▶ _Problem to solve_:
Produce a faithful copy of the data, one that leaves out the pictures.

▶ _Records from a dataset_:
Start of Block
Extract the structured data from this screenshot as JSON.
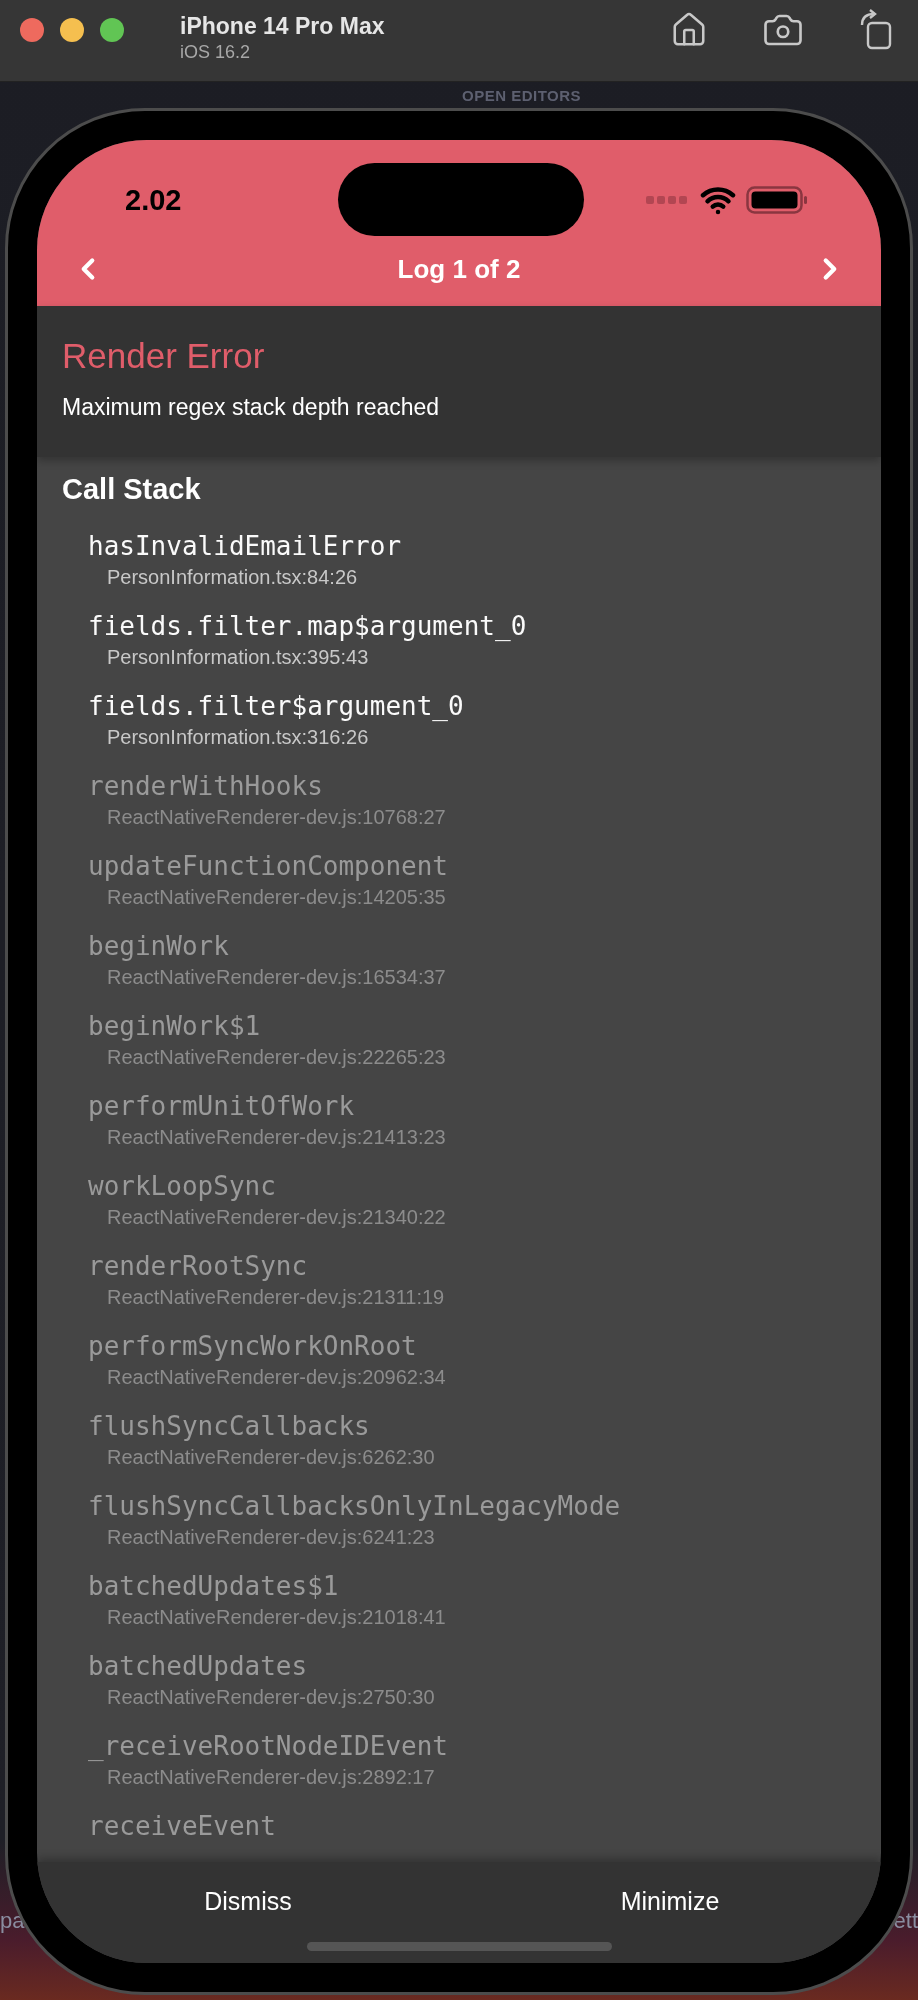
{
  "simulator": {
    "device": "iPhone 14 Pro Max",
    "os": "iOS 16.2"
  },
  "background": {
    "panel_title": "OPEN EDITORS",
    "left_fragment": "pa",
    "right_fragment": "ett"
  },
  "status_bar": {
    "time": "2.02"
  },
  "log_header": {
    "title": "Log 1 of 2"
  },
  "error": {
    "title": "Render Error",
    "message": "Maximum regex stack depth reached"
  },
  "call_stack": {
    "title": "Call Stack",
    "frames": [
      {
        "name": "hasInvalidEmailError",
        "location": "PersonInformation.tsx:84:26",
        "dimmed": false
      },
      {
        "name": "fields.filter.map$argument_0",
        "location": "PersonInformation.tsx:395:43",
        "dimmed": false
      },
      {
        "name": "fields.filter$argument_0",
        "location": "PersonInformation.tsx:316:26",
        "dimmed": false
      },
      {
        "name": "renderWithHooks",
        "location": "ReactNativeRenderer-dev.js:10768:27",
        "dimmed": true
      },
      {
        "name": "updateFunctionComponent",
        "location": "ReactNativeRenderer-dev.js:14205:35",
        "dimmed": true
      },
      {
        "name": "beginWork",
        "location": "ReactNativeRenderer-dev.js:16534:37",
        "dimmed": true
      },
      {
        "name": "beginWork$1",
        "location": "ReactNativeRenderer-dev.js:22265:23",
        "dimmed": true
      },
      {
        "name": "performUnitOfWork",
        "location": "ReactNativeRenderer-dev.js:21413:23",
        "dimmed": true
      },
      {
        "name": "workLoopSync",
        "location": "ReactNativeRenderer-dev.js:21340:22",
        "dimmed": true
      },
      {
        "name": "renderRootSync",
        "location": "ReactNativeRenderer-dev.js:21311:19",
        "dimmed": true
      },
      {
        "name": "performSyncWorkOnRoot",
        "location": "ReactNativeRenderer-dev.js:20962:34",
        "dimmed": true
      },
      {
        "name": "flushSyncCallbacks",
        "location": "ReactNativeRenderer-dev.js:6262:30",
        "dimmed": true
      },
      {
        "name": "flushSyncCallbacksOnlyInLegacyMode",
        "location": "ReactNativeRenderer-dev.js:6241:23",
        "dimmed": true
      },
      {
        "name": "batchedUpdates$1",
        "location": "ReactNativeRenderer-dev.js:21018:41",
        "dimmed": true
      },
      {
        "name": "batchedUpdates",
        "location": "ReactNativeRenderer-dev.js:2750:30",
        "dimmed": true
      },
      {
        "name": "_receiveRootNodeIDEvent",
        "location": "ReactNativeRenderer-dev.js:2892:17",
        "dimmed": true
      },
      {
        "name": "receiveEvent",
        "dimmed": true
      }
    ]
  },
  "footer": {
    "buttons": [
      "Dismiss",
      "Minimize"
    ]
  }
}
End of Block
▶ _Response to this exercise_:
Extract the structured data from this screenshot as JSON.
{
  "simulator": {
    "device": "iPhone 14 Pro Max",
    "os": "iOS 16.2"
  },
  "background": {
    "panel_title": "OPEN EDITORS",
    "left_fragment": "pa",
    "right_fragment": "ett"
  },
  "status_bar": {
    "time": "2.02"
  },
  "log_header": {
    "title": "Log 1 of 2"
  },
  "error": {
    "title": "Render Error",
    "message": "Maximum regex stack depth reached"
  },
  "call_stack": {
    "title": "Call Stack",
    "frames": [
      {
        "name": "hasInvalidEmailError",
        "location": "PersonInformation.tsx:84:26",
        "dimmed": false
      },
      {
        "name": "fields.filter.map$argument_0",
        "location": "PersonInformation.tsx:395:43",
        "dimmed": false
      },
      {
        "name": "fields.filter$argument_0",
        "location": "PersonInformation.tsx:316:26",
        "dimmed": false
      },
      {
        "name": "renderWithHooks",
        "location": "ReactNativeRenderer-dev.js:10768:27",
        "dimmed": true
      },
      {
        "name": "updateFunctionComponent",
        "location": "ReactNativeRenderer-dev.js:14205:35",
        "dimmed": true
      },
      {
        "name": "beginWork",
        "location": "ReactNativeRenderer-dev.js:16534:37",
        "dimmed": true
      },
      {
        "name": "beginWork$1",
        "location": "ReactNativeRenderer-dev.js:22265:23",
        "dimmed": true
      },
      {
        "name": "performUnitOfWork",
        "location": "ReactNativeRenderer-dev.js:21413:23",
        "dimmed": true
      },
      {
        "name": "workLoopSync",
        "location": "ReactNativeRenderer-dev.js:21340:22",
        "dimmed": true
      },
      {
        "name": "renderRootSync",
        "location": "ReactNativeRenderer-dev.js:21311:19",
        "dimmed": true
      },
      {
        "name": "performSyncWorkOnRoot",
        "location": "ReactNativeRenderer-dev.js:20962:34",
        "dimmed": true
      },
      {
        "name": "flushSyncCallbacks",
        "location": "ReactNativeRenderer-dev.js:6262:30",
        "dimmed": true
      },
      {
        "name": "flushSyncCallbacksOnlyInLegacyMode",
        "location": "ReactNativeRenderer-dev.js:6241:23",
        "dimmed": true
      },
      {
        "name": "batchedUpdates$1",
        "location": "ReactNativeRenderer-dev.js:21018:41",
        "dimmed": true
      },
      {
        "name": "batchedUpdates",
        "location": "ReactNativeRenderer-dev.js:2750:30",
        "dimmed": true
      },
      {
        "name": "_receiveRootNodeIDEvent",
        "location": "ReactNativeRenderer-dev.js:2892:17",
        "dimmed": true
      },
      {
        "name": "receiveEvent",
        "dimmed": true
      }
    ]
  },
  "footer": {
    "buttons": [
      "Dismiss",
      "Minimize"
    ]
  }
}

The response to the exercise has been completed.